Goedverwacht was established in 1881 as a Moravian Mission station. The land originally belonged to a widowed farmer, Hendrik Schalk Burger. After the emancipation of slaves, his slave Maniesa (originally from Bengal, India), her five children and son-in-law stayed on the farm and took care of him until his death. Maniesa and her children inherited the farm with the instructions that when all her children had died; their descendants should sell the farm and divide the proceeds. The farm was sold to the Moravian Missionaries for 750 Pounds. Goedverwacht is situated in a fertile valley and boasts beautiful historical buildings, including a Mission store and water mill, an Arts & Crafts centre and overnight accommodation.

Mamre Moravian Church 021 576 1134 (09:00-12:00)

In 1701 the Governor of the Cape, Willem Adriaan van der Stel established a military and cattle post in the area to protect the European settlers’ cattle from theft by the KhoiKhoi people. In 1808 the region was transferred to the Moravian Missionaries, Kohyrhammer and Schmidt from Germany. In time a thriving mission station was established. All the buildings dating from this period have been restored and declared National Monuments in 1967.

Papendorp 027 201 3376

The small settlement of Papendorp is situated overlooking the Olifants River Estuary with a lovely view over the river mouth. The wetlands and river boast a huge variety of bird species. The people of Papendorp derive their livelihood from fishing in the estuary and from gathering salt at the nearby salt pans. Remnants of the old reed-and-mud houses where the fishermen dwelled in the past as well as the rustic little church overlooking the river mouth, can still be seen.

Troe-Troe (Zending & Mission Of The Little Flower), Vanrhynsdorp 027 219 1552

The Troe-Troe Zending (‘Mission’) dates back to the completion of the Trutro homestead in 1751. More than 120 years later the Troe-Troe artefacts and ecofact.

Rietpoort Catholic Church 027 642 5000 /219 1552
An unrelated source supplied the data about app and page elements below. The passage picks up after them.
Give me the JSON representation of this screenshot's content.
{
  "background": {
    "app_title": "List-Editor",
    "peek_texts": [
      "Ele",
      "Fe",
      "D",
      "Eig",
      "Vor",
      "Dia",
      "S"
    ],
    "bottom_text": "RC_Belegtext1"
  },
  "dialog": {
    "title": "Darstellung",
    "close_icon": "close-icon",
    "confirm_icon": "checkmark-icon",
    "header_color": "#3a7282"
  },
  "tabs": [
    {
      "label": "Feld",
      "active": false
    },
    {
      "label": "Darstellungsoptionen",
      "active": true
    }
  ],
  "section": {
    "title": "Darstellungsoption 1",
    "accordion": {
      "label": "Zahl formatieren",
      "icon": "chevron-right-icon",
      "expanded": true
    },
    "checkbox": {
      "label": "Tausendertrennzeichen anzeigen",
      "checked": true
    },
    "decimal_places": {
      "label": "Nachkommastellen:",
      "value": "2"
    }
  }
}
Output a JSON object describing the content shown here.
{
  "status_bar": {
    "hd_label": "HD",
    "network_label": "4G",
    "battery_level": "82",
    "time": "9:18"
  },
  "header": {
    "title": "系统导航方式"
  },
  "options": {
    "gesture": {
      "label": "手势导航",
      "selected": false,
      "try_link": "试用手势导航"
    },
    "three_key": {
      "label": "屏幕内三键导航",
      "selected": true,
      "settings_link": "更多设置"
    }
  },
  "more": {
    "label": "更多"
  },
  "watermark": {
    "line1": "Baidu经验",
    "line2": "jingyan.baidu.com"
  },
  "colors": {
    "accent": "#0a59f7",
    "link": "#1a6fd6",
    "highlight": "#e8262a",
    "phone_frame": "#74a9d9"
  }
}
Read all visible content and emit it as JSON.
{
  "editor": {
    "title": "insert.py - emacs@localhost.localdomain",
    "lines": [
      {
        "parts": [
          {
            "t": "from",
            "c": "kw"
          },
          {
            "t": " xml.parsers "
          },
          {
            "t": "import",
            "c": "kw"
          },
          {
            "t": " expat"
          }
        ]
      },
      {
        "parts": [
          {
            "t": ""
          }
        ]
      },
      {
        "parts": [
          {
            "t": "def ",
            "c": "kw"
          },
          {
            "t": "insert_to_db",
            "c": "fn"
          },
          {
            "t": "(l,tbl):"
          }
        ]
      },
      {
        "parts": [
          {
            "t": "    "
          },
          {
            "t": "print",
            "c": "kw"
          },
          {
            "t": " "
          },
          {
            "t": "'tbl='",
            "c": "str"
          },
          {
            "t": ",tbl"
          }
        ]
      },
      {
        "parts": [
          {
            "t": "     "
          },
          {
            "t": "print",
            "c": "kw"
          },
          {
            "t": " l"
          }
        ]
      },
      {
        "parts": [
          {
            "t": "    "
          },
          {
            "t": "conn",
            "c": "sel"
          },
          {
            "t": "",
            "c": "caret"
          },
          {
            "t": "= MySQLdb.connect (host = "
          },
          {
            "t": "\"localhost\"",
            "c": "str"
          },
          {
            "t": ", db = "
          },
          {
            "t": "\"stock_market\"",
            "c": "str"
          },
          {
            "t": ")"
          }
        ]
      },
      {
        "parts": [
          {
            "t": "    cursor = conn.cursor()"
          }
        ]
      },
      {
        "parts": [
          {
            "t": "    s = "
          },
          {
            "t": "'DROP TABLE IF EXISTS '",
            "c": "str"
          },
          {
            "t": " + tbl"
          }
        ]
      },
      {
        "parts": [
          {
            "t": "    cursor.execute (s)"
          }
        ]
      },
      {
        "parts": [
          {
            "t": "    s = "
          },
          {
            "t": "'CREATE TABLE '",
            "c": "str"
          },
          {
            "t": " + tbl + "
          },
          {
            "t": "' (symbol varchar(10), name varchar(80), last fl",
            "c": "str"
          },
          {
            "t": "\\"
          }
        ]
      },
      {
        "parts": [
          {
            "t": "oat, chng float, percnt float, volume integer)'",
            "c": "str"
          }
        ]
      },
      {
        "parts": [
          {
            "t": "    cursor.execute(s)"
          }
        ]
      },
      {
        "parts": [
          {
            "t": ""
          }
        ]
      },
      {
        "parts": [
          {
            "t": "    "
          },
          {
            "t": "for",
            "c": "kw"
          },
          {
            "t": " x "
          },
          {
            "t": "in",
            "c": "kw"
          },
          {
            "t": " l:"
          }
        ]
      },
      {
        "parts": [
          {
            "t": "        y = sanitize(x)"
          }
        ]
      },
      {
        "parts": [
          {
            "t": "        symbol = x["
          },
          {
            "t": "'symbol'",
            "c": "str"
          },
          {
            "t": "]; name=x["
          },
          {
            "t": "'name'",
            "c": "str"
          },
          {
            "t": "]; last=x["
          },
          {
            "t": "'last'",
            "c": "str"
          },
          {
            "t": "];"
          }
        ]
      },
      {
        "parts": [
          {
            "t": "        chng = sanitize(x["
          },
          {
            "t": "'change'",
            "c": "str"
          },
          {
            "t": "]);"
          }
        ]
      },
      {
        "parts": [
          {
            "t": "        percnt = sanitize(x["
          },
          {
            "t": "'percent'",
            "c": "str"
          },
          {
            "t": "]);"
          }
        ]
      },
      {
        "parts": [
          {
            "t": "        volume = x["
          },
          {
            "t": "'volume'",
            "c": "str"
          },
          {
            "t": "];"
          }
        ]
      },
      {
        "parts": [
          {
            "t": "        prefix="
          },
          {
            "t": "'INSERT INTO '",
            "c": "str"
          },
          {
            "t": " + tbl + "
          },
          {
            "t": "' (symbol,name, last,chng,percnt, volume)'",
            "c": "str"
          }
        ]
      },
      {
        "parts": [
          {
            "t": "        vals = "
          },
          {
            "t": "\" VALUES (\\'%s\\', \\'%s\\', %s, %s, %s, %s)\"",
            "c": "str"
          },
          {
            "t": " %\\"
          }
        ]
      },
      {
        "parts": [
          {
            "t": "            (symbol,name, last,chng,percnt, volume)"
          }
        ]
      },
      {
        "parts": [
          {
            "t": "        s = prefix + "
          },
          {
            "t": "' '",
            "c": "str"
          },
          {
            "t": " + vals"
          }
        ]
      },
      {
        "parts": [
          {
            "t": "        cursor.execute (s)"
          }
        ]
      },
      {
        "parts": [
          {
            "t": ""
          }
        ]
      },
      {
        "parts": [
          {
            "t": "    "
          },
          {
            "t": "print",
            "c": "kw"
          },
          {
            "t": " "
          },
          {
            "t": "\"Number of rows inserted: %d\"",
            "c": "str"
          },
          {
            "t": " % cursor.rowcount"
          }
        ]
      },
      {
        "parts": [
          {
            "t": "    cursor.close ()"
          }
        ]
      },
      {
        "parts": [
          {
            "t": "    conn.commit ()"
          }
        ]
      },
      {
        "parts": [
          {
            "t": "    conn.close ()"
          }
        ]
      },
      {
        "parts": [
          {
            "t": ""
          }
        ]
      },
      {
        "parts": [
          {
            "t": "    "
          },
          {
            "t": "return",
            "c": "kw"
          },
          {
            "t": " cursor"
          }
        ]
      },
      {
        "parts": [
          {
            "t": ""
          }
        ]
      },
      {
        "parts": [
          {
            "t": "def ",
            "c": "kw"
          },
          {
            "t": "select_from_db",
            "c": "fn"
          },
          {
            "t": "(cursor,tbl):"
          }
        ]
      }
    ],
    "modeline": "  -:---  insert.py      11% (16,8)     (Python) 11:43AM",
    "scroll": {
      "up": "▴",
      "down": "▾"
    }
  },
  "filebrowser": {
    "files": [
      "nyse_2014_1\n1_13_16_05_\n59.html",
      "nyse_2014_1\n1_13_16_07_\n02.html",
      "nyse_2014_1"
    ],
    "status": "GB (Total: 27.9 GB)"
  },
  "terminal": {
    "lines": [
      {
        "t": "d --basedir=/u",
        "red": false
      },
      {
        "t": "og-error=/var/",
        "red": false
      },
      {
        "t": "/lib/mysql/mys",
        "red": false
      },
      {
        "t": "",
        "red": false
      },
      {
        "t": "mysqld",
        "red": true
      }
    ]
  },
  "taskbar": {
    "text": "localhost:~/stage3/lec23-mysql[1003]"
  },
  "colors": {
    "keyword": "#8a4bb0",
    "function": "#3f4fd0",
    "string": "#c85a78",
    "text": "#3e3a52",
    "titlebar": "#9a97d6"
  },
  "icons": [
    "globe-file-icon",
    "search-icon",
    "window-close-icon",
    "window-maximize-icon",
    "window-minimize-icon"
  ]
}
Rietpoort was established by Dutch Catholic Missionary, Father Cornelius van der Westeinde who arrived here in 1913. He spent his first 18 months here in a cave outside the town. His first ministry was in the open air before a church was built. The beautiful cathedral was inaugurated in 1937 and Mass is still celebrated from 6pm every day.

Vergenoeg Catholic Church, Vredendal 027 201 3376

On 15 September 1935 Reverend Archambaud bought the farm Vergenoeg and established a school on it. Four years later, after secession from the Vanrhynsdorp congregation, the Mission Station was handed over to Reverend H Klein. Soon the school became too crowded for church services and funds were raised for a church building. On 3 July 1953 the construction of the church was started and on 2 December 1956 the church was inaugurated. It is an architectural jewel with towers that can be seen from afar and can be used as a venue for weddings - contact the nuns at the mission.

Wittewater Moravian Church 022 912 4207

German Moravian missionaries established Wittewater (‘White Waters’) in the early part of the 19th century. The village nestles on the slopes of the Piketberg Mountain and was run as a single unit with the Goedverwacht Mission, which is situated close by. The original whitewashed and thatched houses had fallen into disrepair but are now being restored.

Wuppertal Moravian Mission 027 492 3410

Wupperthal is situated about 75km from the town Clanwilliam in the remote Tra-Tra valley on the edge of the Cederberg Wilderness Area. The town dates back to 1830 and was established by German Rhenish missionaries, Baron Theobold Von Wurmb and Johann Gottlieb Leipoldt, a shoemaker by trade and grandfather of famous South African poet, Louis Leipoldt. Attractions in the village include a shoe factory established by Leipoldt to create work and still in operation as well as a Rooibos Tea factory, which is operational during summer months. The historical church building, workshops and school can also be viewed. Wupperthal boasts a popular off road 4x4 route and is a haven for those interested in hiking and biking.


Wuppertal Church